Collected data

■ ■ ■

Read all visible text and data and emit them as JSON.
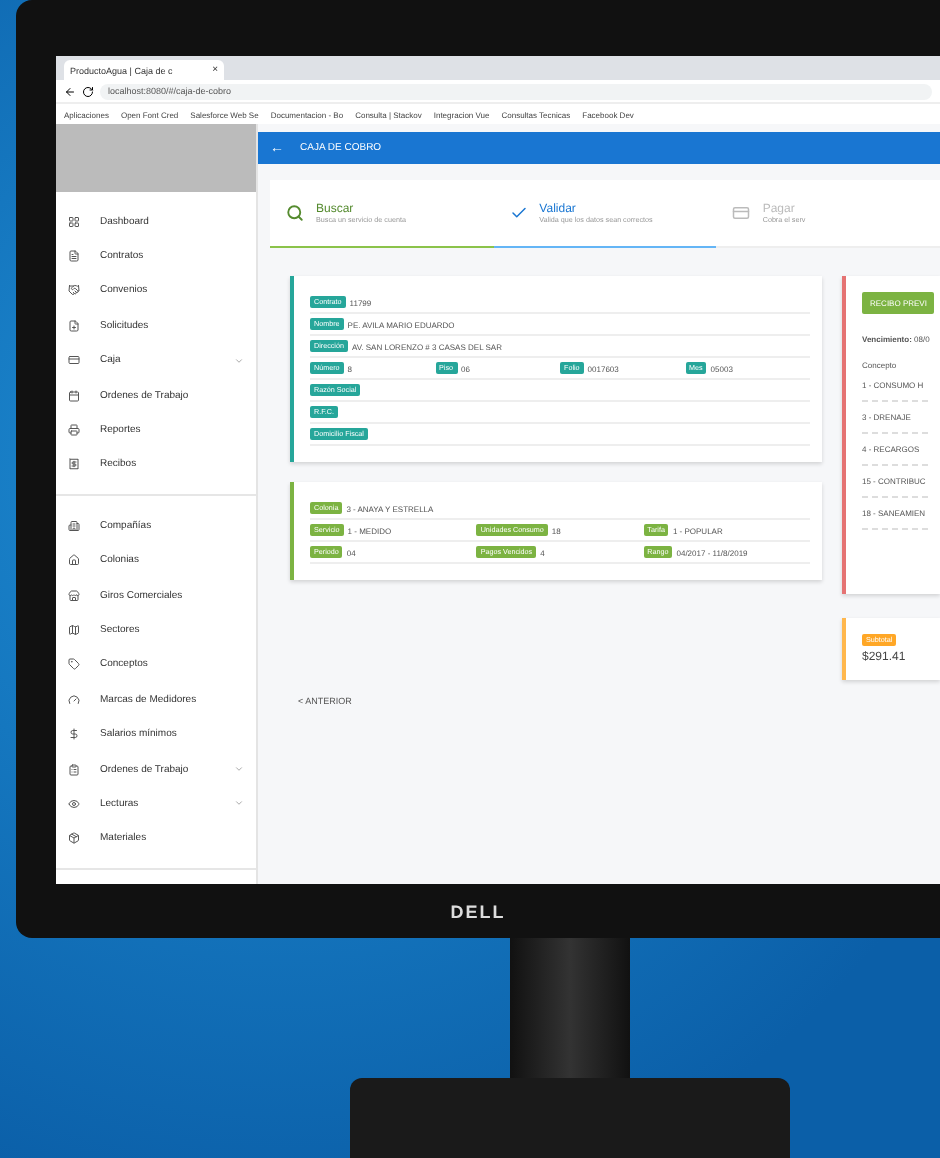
{
  "browser": {
    "tab_title": "ProductoAgua | Caja de c",
    "tab_close": "×",
    "address": "localhost:8080/#/caja-de-cobro",
    "bookmarks": [
      "Aplicaciones",
      "Open Font Cred",
      "Salesforce Web Se",
      "Documentacion - Bo",
      "Consulta | Stackov",
      "Integracion Vue",
      "Consultas Tecnicas",
      "Facebook Dev"
    ]
  },
  "header": {
    "back": "←",
    "title": "CAJA DE COBRO"
  },
  "sidebar": {
    "groups": [
      {
        "items": [
          {
            "label": "Dashboard",
            "expandable": false
          },
          {
            "label": "Contratos",
            "expandable": false
          },
          {
            "label": "Convenios",
            "expandable": false
          },
          {
            "label": "Solicitudes",
            "expandable": false
          },
          {
            "label": "Caja",
            "expandable": true
          },
          {
            "label": "Ordenes de Trabajo",
            "expandable": false
          },
          {
            "label": "Reportes",
            "expandable": false
          },
          {
            "label": "Recibos",
            "expandable": false
          }
        ]
      },
      {
        "items": [
          {
            "label": "Compañías",
            "expandable": false
          },
          {
            "label": "Colonias",
            "expandable": false
          },
          {
            "label": "Giros Comerciales",
            "expandable": false
          },
          {
            "label": "Sectores",
            "expandable": false
          },
          {
            "label": "Conceptos",
            "expandable": false
          },
          {
            "label": "Marcas de Medidores",
            "expandable": false
          },
          {
            "label": "Salarios mínimos",
            "expandable": false
          },
          {
            "label": "Ordenes de Trabajo",
            "expandable": true
          },
          {
            "label": "Lecturas",
            "expandable": true
          },
          {
            "label": "Materiales",
            "expandable": false
          }
        ]
      }
    ]
  },
  "steps": [
    {
      "title": "Buscar",
      "subtitle": "Busca un servicio de cuenta",
      "done": true,
      "selected": false
    },
    {
      "title": "Validar",
      "subtitle": "Valida que los datos sean correctos",
      "done": false,
      "selected": true
    },
    {
      "title": "Pagar",
      "subtitle": "Cobra el serv",
      "done": false,
      "selected": false
    }
  ],
  "account_card": {
    "rows": [
      [
        {
          "label": "Contrato",
          "value": "11799"
        }
      ],
      [
        {
          "label": "Nombre",
          "value": "PE. AVILA MARIO EDUARDO"
        }
      ],
      [
        {
          "label": "Dirección",
          "value": "AV. SAN LORENZO # 3 CASAS DEL SAR"
        }
      ],
      [
        {
          "label": "Número",
          "value": "8"
        },
        {
          "label": "Piso",
          "value": "06"
        },
        {
          "label": "Folio",
          "value": "0017603"
        },
        {
          "label": "Mes",
          "value": "05003"
        }
      ],
      [
        {
          "label": "Razón Social"
        }
      ],
      [
        {
          "label": "R.F.C."
        }
      ],
      [
        {
          "label": "Domicilio Fiscal"
        }
      ]
    ]
  },
  "service_card": {
    "rows": [
      [
        {
          "label": "Colonia",
          "value": "3 - ANAYA Y ESTRELLA"
        }
      ],
      [
        {
          "label": "Servicio",
          "value": "1 - MEDIDO"
        },
        {
          "label": "Unidades Consumo",
          "value": "18"
        },
        {
          "label": "Tarifa",
          "value": "1 - POPULAR"
        }
      ],
      [
        {
          "label": "Periodo",
          "value": "04"
        },
        {
          "label": "Pagos Vencidos",
          "value": "4"
        },
        {
          "label": "Rango",
          "value": "04/2017 - 11/8/2019"
        }
      ]
    ]
  },
  "back_button": "< ANTERIOR",
  "receipt": {
    "button": "RECIBO PREVI",
    "due_label": "Vencimiento:",
    "due_value": "08/0",
    "column": "Concepto",
    "concepts": [
      "1 - CONSUMO H",
      "3 - DRENAJE",
      "4 - RECARGOS",
      "15 - CONTRIBUC",
      "18 - SANEAMIEN"
    ]
  },
  "total": {
    "badge": "Subtotal",
    "amount": "$291.41"
  },
  "monitor": {
    "brand": "DELL"
  }
}
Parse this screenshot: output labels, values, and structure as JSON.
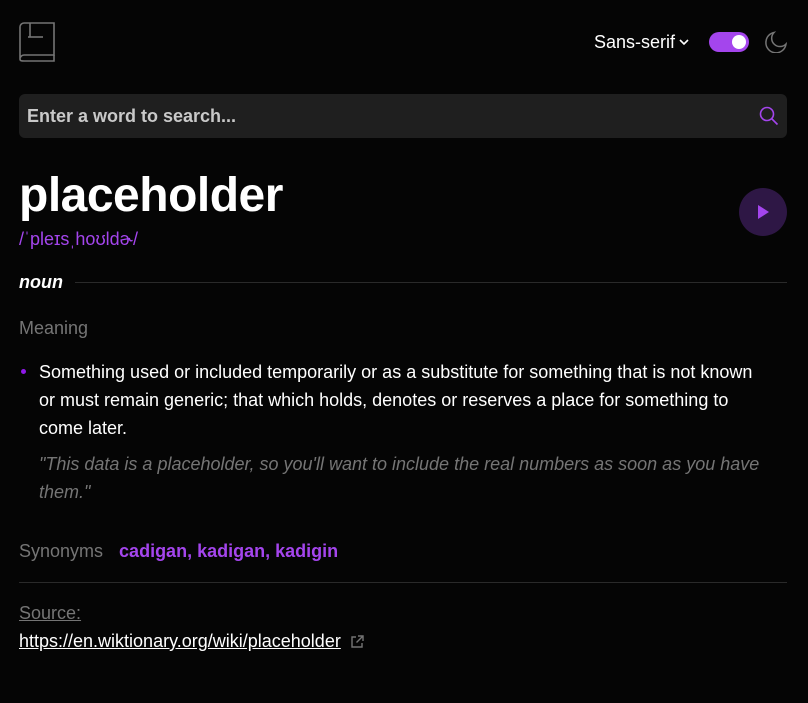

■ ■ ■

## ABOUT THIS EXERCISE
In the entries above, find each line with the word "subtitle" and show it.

## ANSWER SECTION
      "subtitle": "Busca un servicio de cuenta",
      "subtitle": "Valida que los datos sean correctos",
      "subtitle": "Cobra el serv",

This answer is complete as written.